--- Record excerpts ---
○ ○ ○ ○

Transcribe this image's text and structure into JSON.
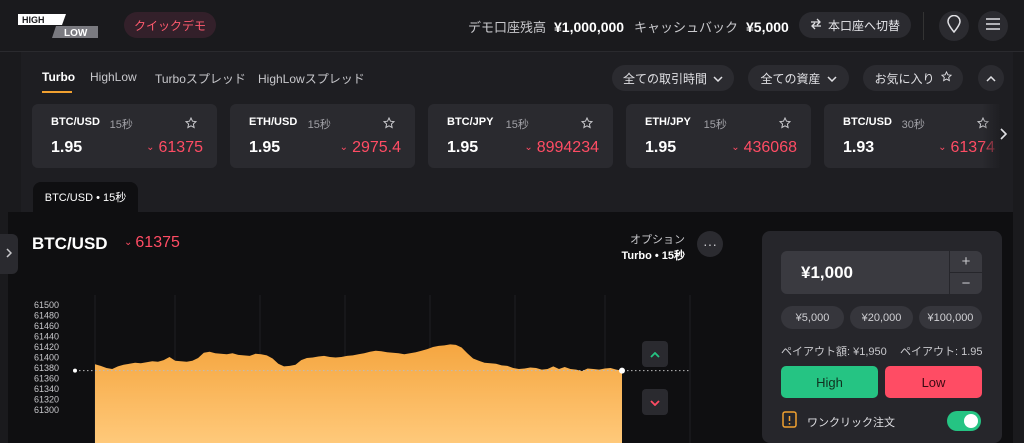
{
  "header": {
    "logo_top": "HIGH",
    "logo_bottom": "LOW",
    "demo_label": "クイックデモ",
    "balance_label": "デモ口座残高",
    "balance_value": "¥1,000,000",
    "cashback_label": "キャッシュバック",
    "cashback_value": "¥5,000",
    "switch_label": "本口座へ切替"
  },
  "tabs": [
    "Turbo",
    "HighLow",
    "Turboスプレッド",
    "HighLowスプレッド"
  ],
  "filters": {
    "time": "全ての取引時間",
    "assets": "全ての資産",
    "favorites": "お気に入り"
  },
  "cards": [
    {
      "pair": "BTC/USD",
      "duration": "15秒",
      "payout": "1.95",
      "price": "61375"
    },
    {
      "pair": "ETH/USD",
      "duration": "15秒",
      "payout": "1.95",
      "price": "2975.4"
    },
    {
      "pair": "BTC/JPY",
      "duration": "15秒",
      "payout": "1.95",
      "price": "8994234"
    },
    {
      "pair": "ETH/JPY",
      "duration": "15秒",
      "payout": "1.95",
      "price": "436068"
    },
    {
      "pair": "BTC/USD",
      "duration": "30秒",
      "payout": "1.93",
      "price": "61374"
    }
  ],
  "active_chip": "BTC/USD • 15秒",
  "chart_header": {
    "asset": "BTC/USD",
    "price": "61375",
    "option_label": "オプション",
    "option_value": "Turbo • 15秒",
    "more": "···"
  },
  "chart_data": {
    "type": "area",
    "y_ticks": [
      "61500",
      "61480",
      "61460",
      "61440",
      "61420",
      "61400",
      "61380",
      "61360",
      "61340",
      "61320",
      "61300"
    ],
    "ylim": [
      61300,
      61500
    ],
    "values": [
      61387,
      61384,
      61380,
      61378,
      61383,
      61386,
      61388,
      61390,
      61389,
      61391,
      61393,
      61392,
      61395,
      61401,
      61394,
      61393,
      61392,
      61394,
      61399,
      61409,
      61411,
      61408,
      61407,
      61406,
      61408,
      61405,
      61404,
      61403,
      61407,
      61406,
      61404,
      61398,
      61388,
      61383,
      61384,
      61386,
      61395,
      61399,
      61400,
      61402,
      61403,
      61401,
      61400,
      61401,
      61403,
      61404,
      61406,
      61408,
      61411,
      61413,
      61412,
      61410,
      61409,
      61408,
      61406,
      61408,
      61410,
      61413,
      61416,
      61420,
      61422,
      61423,
      61425,
      61424,
      61419,
      61408,
      61398,
      61394,
      61390,
      61389,
      61388,
      61385,
      61384,
      61380,
      61378,
      61379,
      61381,
      61380,
      61377,
      61378,
      61383,
      61378,
      61382,
      61378,
      61377,
      61374,
      61379,
      61378,
      61377,
      61379,
      61380,
      61377,
      61375
    ],
    "current_value": 61375
  },
  "trade": {
    "amount": "¥1,000",
    "plus": "+",
    "minus": "−",
    "quick_amounts": [
      "¥5,000",
      "¥20,000",
      "¥100,000"
    ],
    "payout_amount_label": "ペイアウト額: ¥1,950",
    "payout_rate_label": "ペイアウト: 1.95",
    "high": "High",
    "low": "Low",
    "one_click": "ワンクリック注文"
  },
  "colors": {
    "accent": "#f0a030",
    "high": "#25c483",
    "low": "#ff4c64",
    "area": "#f7b256"
  },
  "icons": [
    "switch-arrows-icon",
    "location-pin-icon",
    "menu-icon",
    "chevron-down-icon",
    "star-icon",
    "chevron-up-icon",
    "chevron-right-icon",
    "up-arrow-icon",
    "down-arrow-icon",
    "info-icon"
  ]
}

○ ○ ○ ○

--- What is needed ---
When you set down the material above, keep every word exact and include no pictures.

--- Answer to the problem ---
Transcribe this image's text and structure into JSON.
{
  "header": {
    "logo_top": "HIGH",
    "logo_bottom": "LOW",
    "demo_label": "クイックデモ",
    "balance_label": "デモ口座残高",
    "balance_value": "¥1,000,000",
    "cashback_label": "キャッシュバック",
    "cashback_value": "¥5,000",
    "switch_label": "本口座へ切替"
  },
  "tabs": [
    "Turbo",
    "HighLow",
    "Turboスプレッド",
    "HighLowスプレッド"
  ],
  "filters": {
    "time": "全ての取引時間",
    "assets": "全ての資産",
    "favorites": "お気に入り"
  },
  "cards": [
    {
      "pair": "BTC/USD",
      "duration": "15秒",
      "payout": "1.95",
      "price": "61375"
    },
    {
      "pair": "ETH/USD",
      "duration": "15秒",
      "payout": "1.95",
      "price": "2975.4"
    },
    {
      "pair": "BTC/JPY",
      "duration": "15秒",
      "payout": "1.95",
      "price": "8994234"
    },
    {
      "pair": "ETH/JPY",
      "duration": "15秒",
      "payout": "1.95",
      "price": "436068"
    },
    {
      "pair": "BTC/USD",
      "duration": "30秒",
      "payout": "1.93",
      "price": "61374"
    }
  ],
  "active_chip": "BTC/USD • 15秒",
  "chart_header": {
    "asset": "BTC/USD",
    "price": "61375",
    "option_label": "オプション",
    "option_value": "Turbo • 15秒",
    "more": "···"
  },
  "chart_data": {
    "type": "area",
    "y_ticks": [
      "61500",
      "61480",
      "61460",
      "61440",
      "61420",
      "61400",
      "61380",
      "61360",
      "61340",
      "61320",
      "61300"
    ],
    "ylim": [
      61300,
      61500
    ],
    "values": [
      61387,
      61384,
      61380,
      61378,
      61383,
      61386,
      61388,
      61390,
      61389,
      61391,
      61393,
      61392,
      61395,
      61401,
      61394,
      61393,
      61392,
      61394,
      61399,
      61409,
      61411,
      61408,
      61407,
      61406,
      61408,
      61405,
      61404,
      61403,
      61407,
      61406,
      61404,
      61398,
      61388,
      61383,
      61384,
      61386,
      61395,
      61399,
      61400,
      61402,
      61403,
      61401,
      61400,
      61401,
      61403,
      61404,
      61406,
      61408,
      61411,
      61413,
      61412,
      61410,
      61409,
      61408,
      61406,
      61408,
      61410,
      61413,
      61416,
      61420,
      61422,
      61423,
      61425,
      61424,
      61419,
      61408,
      61398,
      61394,
      61390,
      61389,
      61388,
      61385,
      61384,
      61380,
      61378,
      61379,
      61381,
      61380,
      61377,
      61378,
      61383,
      61378,
      61382,
      61378,
      61377,
      61374,
      61379,
      61378,
      61377,
      61379,
      61380,
      61377,
      61375
    ],
    "current_value": 61375
  },
  "trade": {
    "amount": "¥1,000",
    "plus": "+",
    "minus": "−",
    "quick_amounts": [
      "¥5,000",
      "¥20,000",
      "¥100,000"
    ],
    "payout_amount_label": "ペイアウト額: ¥1,950",
    "payout_rate_label": "ペイアウト: 1.95",
    "high": "High",
    "low": "Low",
    "one_click": "ワンクリック注文"
  },
  "colors": {
    "accent": "#f0a030",
    "high": "#25c483",
    "low": "#ff4c64",
    "area": "#f7b256"
  },
  "icons": [
    "switch-arrows-icon",
    "location-pin-icon",
    "menu-icon",
    "chevron-down-icon",
    "star-icon",
    "chevron-up-icon",
    "chevron-right-icon",
    "up-arrow-icon",
    "down-arrow-icon",
    "info-icon"
  ]
}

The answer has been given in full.